The daily figure Australia has to reach
The curve is flattening - if not squashed. Some states are easing back the first of tough restrictions imposed when the national coronavirus outbreak began. And after what's felt like years, Australians are beginning to imagine a nation where life looks "normal" again.
"We know many people have been cooped up for a number of weeks," NSW Premier Gladys Berejiklian told reporters this morning, following her announcement the state would join Queensland and Western Australia in relaxing some social-distancing restrictions.
"We know it's been difficult."
But as the rise in new COVID-19 cases slows, many Australians are starting to come "to the end of their level of acceptance" living under government restrictions and wonder when we'll really be out of the woods.
"They're seeing in the media the Prime Minister and other politicians and health leaders speak about the fact that the curve is flattening, that no new cases are popping up," UNSW social scientist Dr Holly Seale said.
While there still isn't a finite answer or "magic figure" that will signal we've won the war against coronavirus, Australia's chief medical officer Brendan Murphy has indicated when lockdown measures on a national scale could finally be lifted.
Asked at a press conference yesterday when baseline restrictions could be eased, Prof Murphy said it could happen once Australia recorded less than 20 new cases of the virus per day, over a series of weeks.
"If a current trend stays as we are now with 20 or fewer cases a day and very few of them being those community traces with that epidemiology link that would put us in a very strong position," he explained.
"We will not release restrictions until the risk is seen to be sufficiently low that it is manageable."
A "better position" would be no new virus cases in two weeks, he said, adding the government's testing regime had again been expanded.
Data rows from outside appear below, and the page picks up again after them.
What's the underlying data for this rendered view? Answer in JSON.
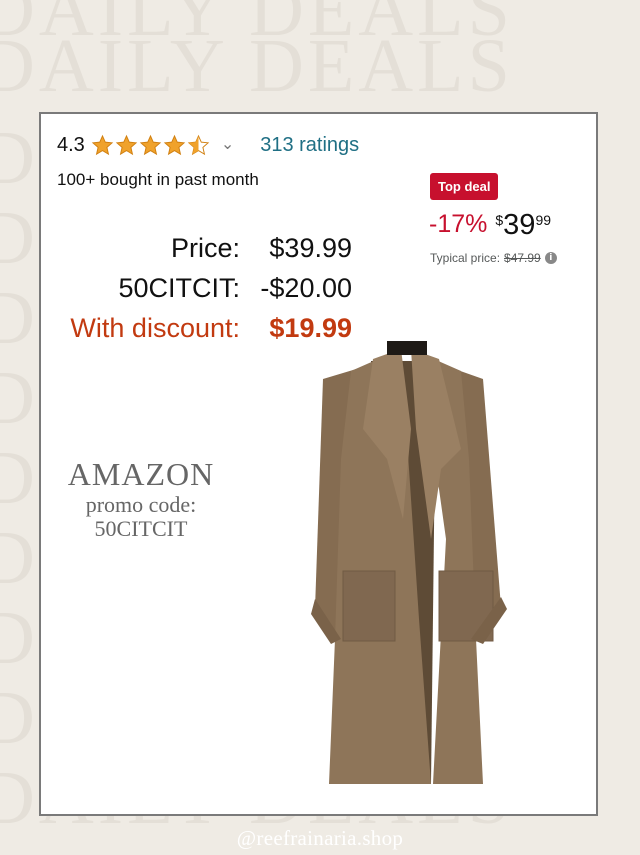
{
  "background": {
    "watermark_text": "DAILY DEALS"
  },
  "listing": {
    "rating_value": "4.3",
    "stars_filled": 4.3,
    "ratings_count": "313 ratings",
    "bought_text": "100+ bought in past month",
    "badge": "Top deal",
    "discount": "-17%",
    "currency": "$",
    "price_whole": "39",
    "price_cents": "99",
    "typical_label": "Typical price:",
    "typical_value": "$47.99"
  },
  "breakdown": [
    {
      "label": "Price:",
      "value": "$39.99"
    },
    {
      "label": "50CITCIT:",
      "value": "-$20.00"
    },
    {
      "label": "With discount:",
      "value": "$19.99"
    }
  ],
  "promo": {
    "brand": "AMAZON",
    "line1": "promo code:",
    "line2": "50CITCIT"
  },
  "footer": {
    "handle": "@reefrainaria.shop"
  },
  "colors": {
    "accent_red": "#c7102e",
    "discount_orange": "#c23a10",
    "link_teal": "#1f6f84",
    "star": "#f0a22b",
    "coat": "#8e7559"
  }
}
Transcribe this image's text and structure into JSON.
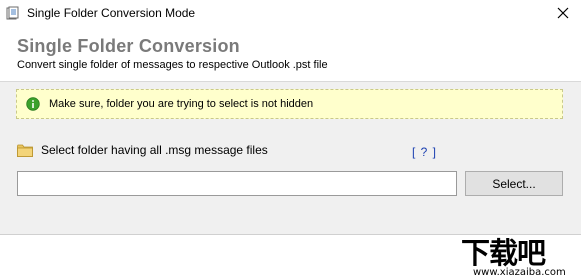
{
  "window": {
    "title": "Single Folder Conversion Mode",
    "close_glyph": "✕"
  },
  "header": {
    "title": "Single Folder Conversion",
    "subtitle": "Convert single folder of messages to respective Outlook .pst file"
  },
  "notice": {
    "icon": "info-icon",
    "text": "Make sure, folder you are trying to select is not hidden"
  },
  "folder_select": {
    "icon": "folder-icon",
    "label": "Select folder having all .msg message files",
    "help_label": "[ ? ]",
    "path_value": "",
    "button_label": "Select..."
  },
  "watermark": {
    "glyphs": "下载吧",
    "url": "www.xiazaiba.com"
  },
  "colors": {
    "header_title": "#7a7a7a",
    "notice_bg": "#ffffcc",
    "content_bg": "#f0f0f0",
    "help_link": "#1a3fb0",
    "info_icon": "#3aa12c",
    "folder": "#e8c560"
  }
}
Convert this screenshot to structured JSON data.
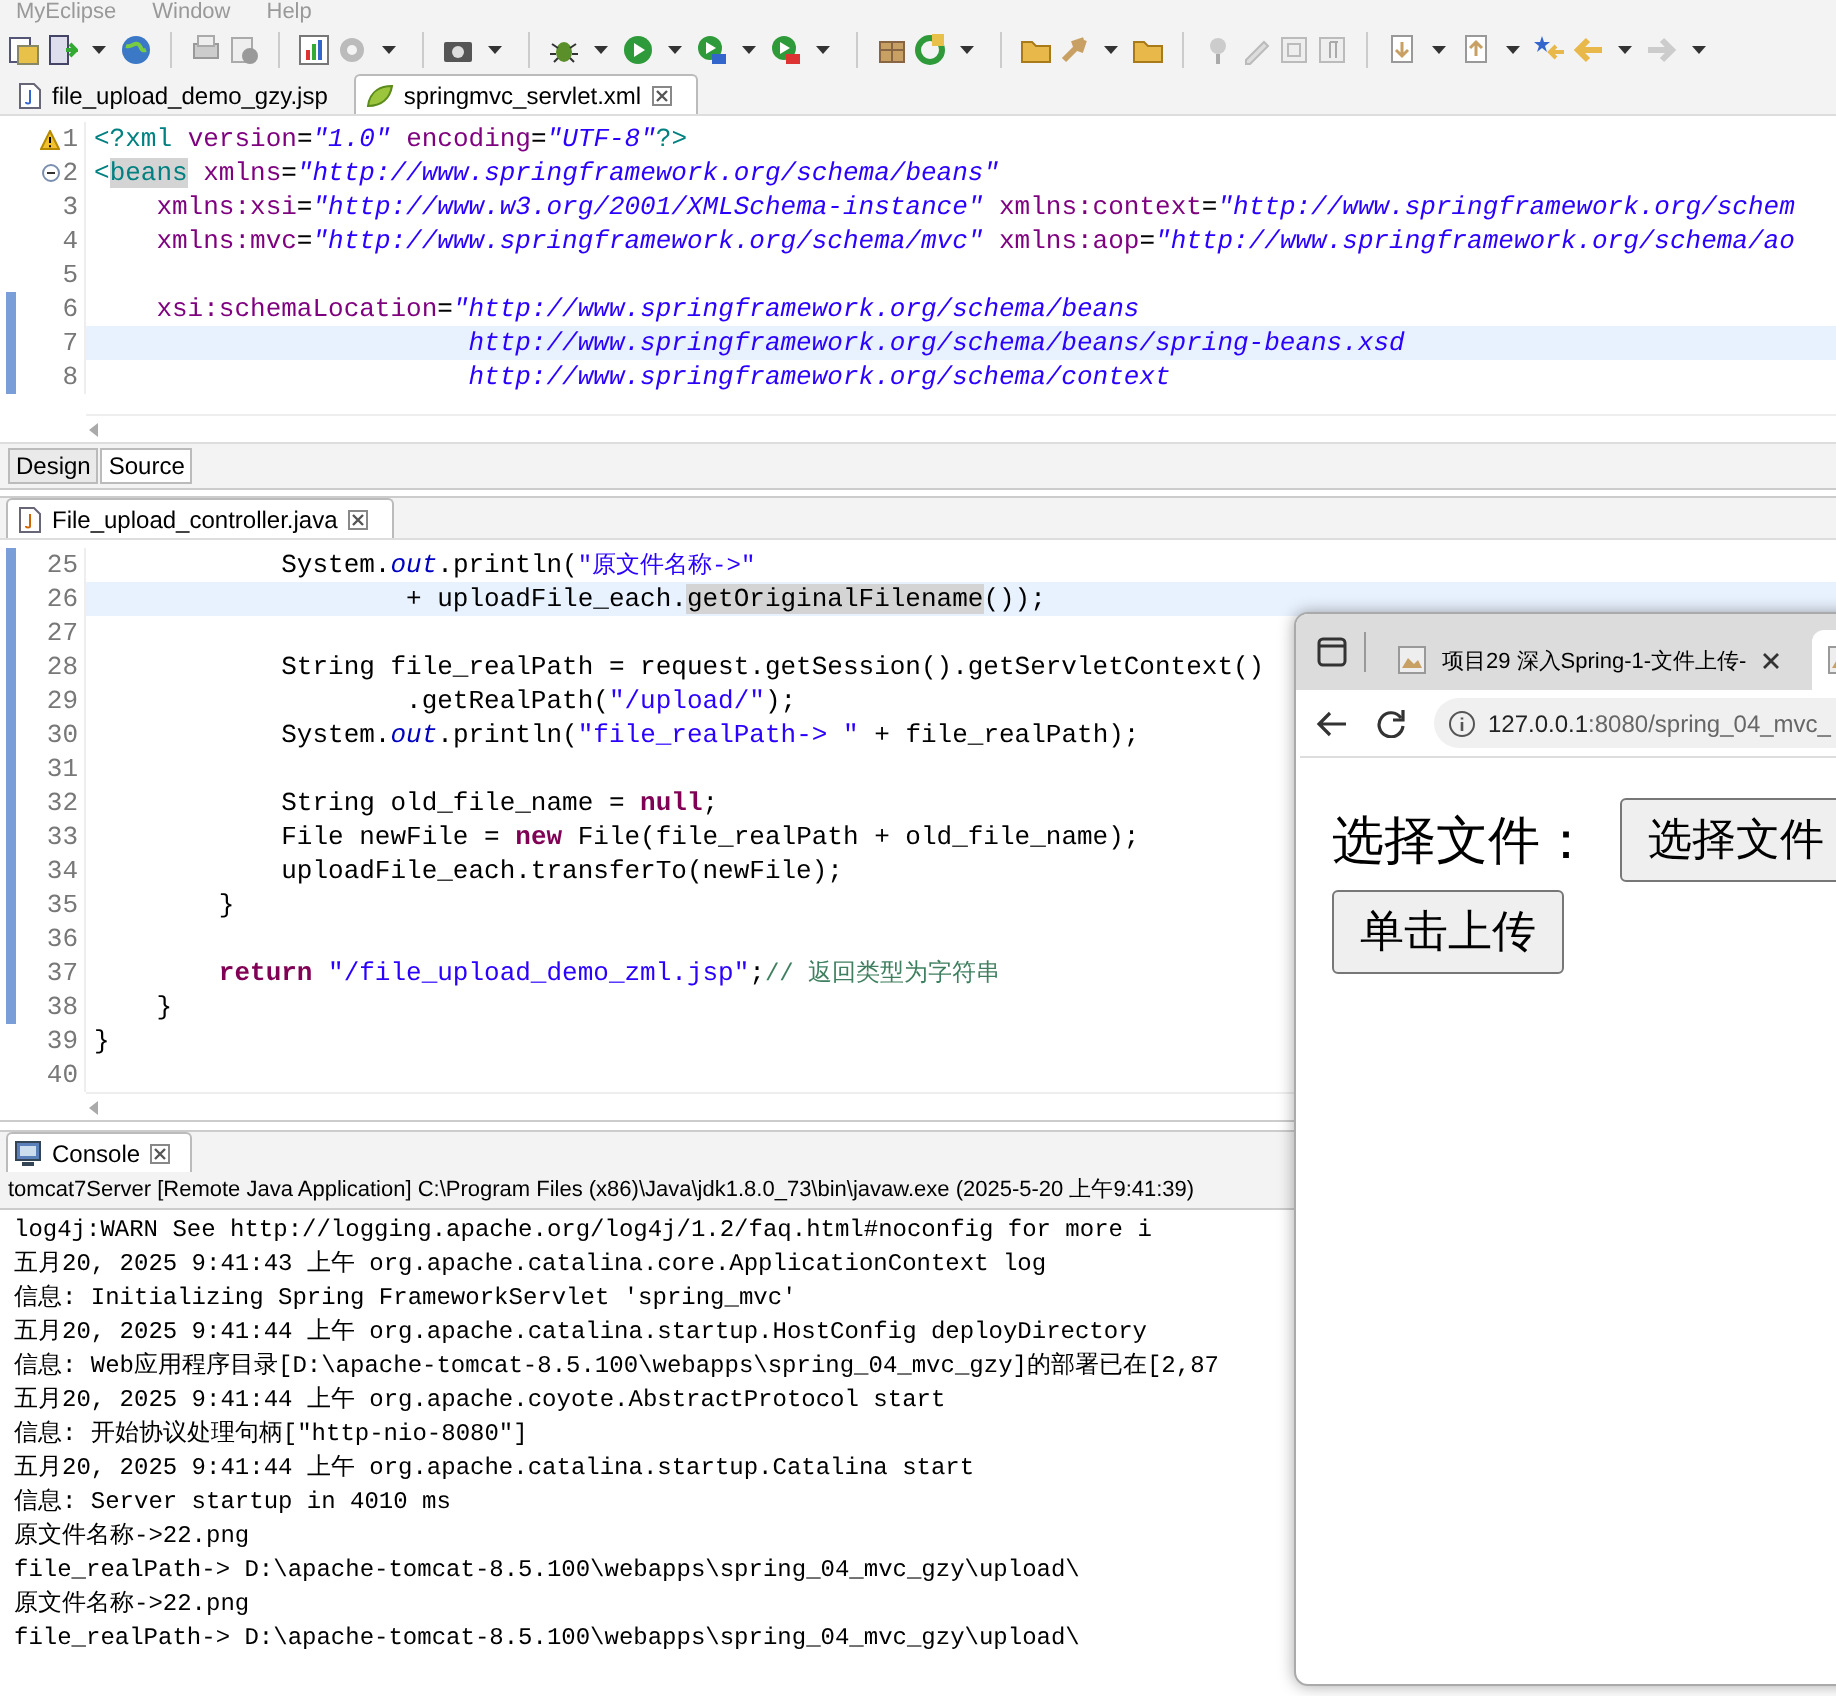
{
  "menu_bar": [
    "MyEclipse",
    "Window",
    "Help"
  ],
  "xml_editor": {
    "tabs": [
      {
        "label": "file_upload_demo_gzy.jsp",
        "selected": false,
        "kind": "jsp"
      },
      {
        "label": "springmvc_servlet.xml",
        "selected": true,
        "kind": "xml"
      }
    ],
    "lines": [
      {
        "number": "1",
        "kind": "warning",
        "current": false,
        "changed": false,
        "tokens": [
          {
            "t": "<?xml",
            "kind": "tag"
          },
          {
            "t": " version",
            "kind": "attr"
          },
          {
            "t": "=",
            "kind": "plain"
          },
          {
            "t": "\"1.0\"",
            "kind": "value"
          },
          {
            "t": " encoding",
            "kind": "attr"
          },
          {
            "t": "=",
            "kind": "plain"
          },
          {
            "t": "\"UTF-8\"",
            "kind": "value"
          },
          {
            "t": "?>",
            "kind": "tag"
          }
        ]
      },
      {
        "number": "2",
        "kind": "fold",
        "current": false,
        "changed": false,
        "tokens": [
          {
            "t": "<",
            "kind": "tag"
          },
          {
            "t": "beans",
            "kind": "tagmark"
          },
          {
            "t": " xmlns",
            "kind": "attr"
          },
          {
            "t": "=",
            "kind": "plain"
          },
          {
            "t": "\"http://www.springframework.org/schema/beans\"",
            "kind": "value"
          }
        ]
      },
      {
        "number": "3",
        "kind": "plain",
        "current": false,
        "changed": false,
        "tokens": [
          {
            "t": "    xmlns:xsi",
            "kind": "attr"
          },
          {
            "t": "=",
            "kind": "plain"
          },
          {
            "t": "\"http://www.w3.org/2001/XMLSchema-instance\"",
            "kind": "value"
          },
          {
            "t": " xmlns:context",
            "kind": "attr"
          },
          {
            "t": "=",
            "kind": "plain"
          },
          {
            "t": "\"http://www.springframework.org/schem",
            "kind": "value"
          }
        ]
      },
      {
        "number": "4",
        "kind": "plain",
        "current": false,
        "changed": false,
        "tokens": [
          {
            "t": "    xmlns:mvc",
            "kind": "attr"
          },
          {
            "t": "=",
            "kind": "plain"
          },
          {
            "t": "\"http://www.springframework.org/schema/mvc\"",
            "kind": "value"
          },
          {
            "t": " xmlns:aop",
            "kind": "attr"
          },
          {
            "t": "=",
            "kind": "plain"
          },
          {
            "t": "\"http://www.springframework.org/schema/ao",
            "kind": "value"
          }
        ]
      },
      {
        "number": "5",
        "kind": "plain",
        "current": false,
        "changed": false
      },
      {
        "number": "6",
        "kind": "plain",
        "current": false,
        "changed": true,
        "tokens": [
          {
            "t": "    xsi:schemaLocation",
            "kind": "attr"
          },
          {
            "t": "=",
            "kind": "plain"
          },
          {
            "t": "\"http://www.springframework.org/schema/beans",
            "kind": "value"
          }
        ]
      },
      {
        "number": "7",
        "kind": "plain",
        "current": true,
        "changed": true,
        "tokens": [
          {
            "t": "                        http://www.springframework.org/schema/beans/spring-beans.xsd",
            "kind": "value"
          }
        ]
      },
      {
        "number": "8",
        "kind": "plain",
        "current": false,
        "changed": true,
        "tokens": [
          {
            "t": "                        http://www.springframework.org/schema/context",
            "kind": "value"
          }
        ]
      }
    ],
    "view_tabs": [
      {
        "label": "Design",
        "selected": false
      },
      {
        "label": "Source",
        "selected": true
      }
    ]
  },
  "java_editor": {
    "tab": {
      "label": "File_upload_controller.java"
    },
    "lines": [
      {
        "number": "25",
        "current": false,
        "changed": true,
        "tokens": [
          {
            "t": "            System.",
            "kind": "plain"
          },
          {
            "t": "out",
            "kind": "field"
          },
          {
            "t": ".println(",
            "kind": "plain"
          },
          {
            "t": "\"原文件名称->\"",
            "kind": "str"
          }
        ]
      },
      {
        "number": "26",
        "current": true,
        "changed": true,
        "tokens": [
          {
            "t": "                    + uploadFile_each.",
            "kind": "plain"
          },
          {
            "t": "getOriginalFilename",
            "kind": "mark"
          },
          {
            "t": "());",
            "kind": "plain"
          }
        ]
      },
      {
        "number": "27",
        "current": false,
        "changed": true
      },
      {
        "number": "28",
        "current": false,
        "changed": true,
        "tokens": [
          {
            "t": "            String file_realPath = request.getSession().getServletContext()",
            "kind": "plain"
          }
        ]
      },
      {
        "number": "29",
        "current": false,
        "changed": true,
        "tokens": [
          {
            "t": "                    .getRealPath(",
            "kind": "plain"
          },
          {
            "t": "\"/upload/\"",
            "kind": "str"
          },
          {
            "t": ");",
            "kind": "plain"
          }
        ]
      },
      {
        "number": "30",
        "current": false,
        "changed": true,
        "tokens": [
          {
            "t": "            System.",
            "kind": "plain"
          },
          {
            "t": "out",
            "kind": "field"
          },
          {
            "t": ".println(",
            "kind": "plain"
          },
          {
            "t": "\"file_realPath-> \"",
            "kind": "str"
          },
          {
            "t": " + file_realPath);",
            "kind": "plain"
          }
        ]
      },
      {
        "number": "31",
        "current": false,
        "changed": true
      },
      {
        "number": "32",
        "current": false,
        "changed": true,
        "tokens": [
          {
            "t": "            String old_file_name = ",
            "kind": "plain"
          },
          {
            "t": "null",
            "kind": "kw"
          },
          {
            "t": ";",
            "kind": "plain"
          }
        ]
      },
      {
        "number": "33",
        "current": false,
        "changed": true,
        "tokens": [
          {
            "t": "            File newFile = ",
            "kind": "plain"
          },
          {
            "t": "new",
            "kind": "kw"
          },
          {
            "t": " File(file_realPath + old_file_name);",
            "kind": "plain"
          }
        ]
      },
      {
        "number": "34",
        "current": false,
        "changed": true,
        "tokens": [
          {
            "t": "            uploadFile_each.transferTo(newFile);",
            "kind": "plain"
          }
        ]
      },
      {
        "number": "35",
        "current": false,
        "changed": true,
        "tokens": [
          {
            "t": "        }",
            "kind": "plain"
          }
        ]
      },
      {
        "number": "36",
        "current": false,
        "changed": true
      },
      {
        "number": "37",
        "current": false,
        "changed": true,
        "tokens": [
          {
            "t": "        return",
            "kind": "kw"
          },
          {
            "t": " \"/file_upload_demo_zml.jsp\"",
            "kind": "str"
          },
          {
            "t": ";",
            "kind": "plain"
          },
          {
            "t": "// 返回类型为字符串",
            "kind": "comment"
          }
        ]
      },
      {
        "number": "38",
        "current": false,
        "changed": true,
        "tokens": [
          {
            "t": "    }",
            "kind": "plain"
          }
        ]
      },
      {
        "number": "39",
        "current": false,
        "changed": false,
        "tokens": [
          {
            "t": "}",
            "kind": "plain"
          }
        ]
      },
      {
        "number": "40",
        "current": false,
        "changed": false
      }
    ]
  },
  "console": {
    "tab": {
      "label": "Console"
    },
    "header": "tomcat7Server [Remote Java Application] C:\\Program Files (x86)\\Java\\jdk1.8.0_73\\bin\\javaw.exe (2025-5-20 上午9:41:39)",
    "lines": [
      "log4j:WARN See http://logging.apache.org/log4j/1.2/faq.html#noconfig for more i",
      "五月20, 2025 9:41:43 上午 org.apache.catalina.core.ApplicationContext log",
      "信息: Initializing Spring FrameworkServlet 'spring_mvc'",
      "五月20, 2025 9:41:44 上午 org.apache.catalina.startup.HostConfig deployDirectory",
      "信息: Web应用程序目录[D:\\apache-tomcat-8.5.100\\webapps\\spring_04_mvc_gzy]的部署已在[2,87",
      "五月20, 2025 9:41:44 上午 org.apache.coyote.AbstractProtocol start",
      "信息: 开始协议处理句柄[\"http-nio-8080\"]",
      "五月20, 2025 9:41:44 上午 org.apache.catalina.startup.Catalina start",
      "信息: Server startup in 4010 ms",
      "原文件名称->22.png",
      "file_realPath-> D:\\apache-tomcat-8.5.100\\webapps\\spring_04_mvc_gzy\\upload\\",
      "原文件名称->22.png",
      "file_realPath-> D:\\apache-tomcat-8.5.100\\webapps\\spring_04_mvc_gzy\\upload\\"
    ]
  },
  "browser": {
    "tabs": [
      {
        "title": "项目29 深入Spring-1-文件上传-",
        "selected": false
      },
      {
        "selected": true
      }
    ],
    "url_host": "127.0.0.1",
    "url_rest": ":8080/spring_04_mvc_",
    "page": {
      "label": "选择文件：",
      "file_button": "选择文件",
      "submit_button": "单击上传"
    }
  }
}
Australia has now recorded more than 6700 cases of COVID-19, with the death toll standing at 84.
"If we are going to consider at the National Cabinet in a few weeks time a relaxation of distancing measures, we need to do so well-prepared," Prof Murphy said, referring to the upcoming state and federal government meeting on May 11 to discuss the easing of baseline restrictions nationwide.
"The more secure we are about our public health response and the more secure National Cabinet will be about thinking about taking those gentle cautious steps that we want to take."
Deputy chief medical officer Nick Coatsworth told news.com.au Australians have done a "wonderful job" in flattening the curve, and that the nation was in an "enviable position".
"But just because the parachute has slowed your descent doesn't mean you can take it off before you reach the ground," Dr Coatsworth said, adding a premature ending of restrictions could risk a second wave of virus infections.
"The Australian Health Protection Principal Committee (AHPPC) is discussing the next suite of relaxations, however the PM has been clear that the current recommendations will stay in place for at least the next two and a half weeks or so."
While it might feel like it at the moment, "the restrictions we all living under will not be in place forever," Dr Coatsworth said, "but they will remain in place for now at least".
Dr Seale said it was important to "highlight the wins" and congratulate Australians on following measures so well, but at the same time "highlight that this is still an ongoing issue".
"We don't understand what is going to be the outcome of loosening these restrictions and that there may be a time where some restrictions may have to be employed again," she said.
The lifting of restrictions might be on the horizon, but don't expect life to completely return to normal until there's a vaccine readily available, Prof Murphy said.
"Even if we relieve restrictions in the future, people need to change the way they interact permanently. Permanently," he told reporters.
Hygienic, consistent handwashing methods and maintaining a safe distance of 1.5 metres from others will become a way of life from now on, he explained.
"If we are going to relax these distancing measures, the things we have closed, we have to change how we interact as human beings until we are through this virus."
Originally published as The daily figure Australia has to reach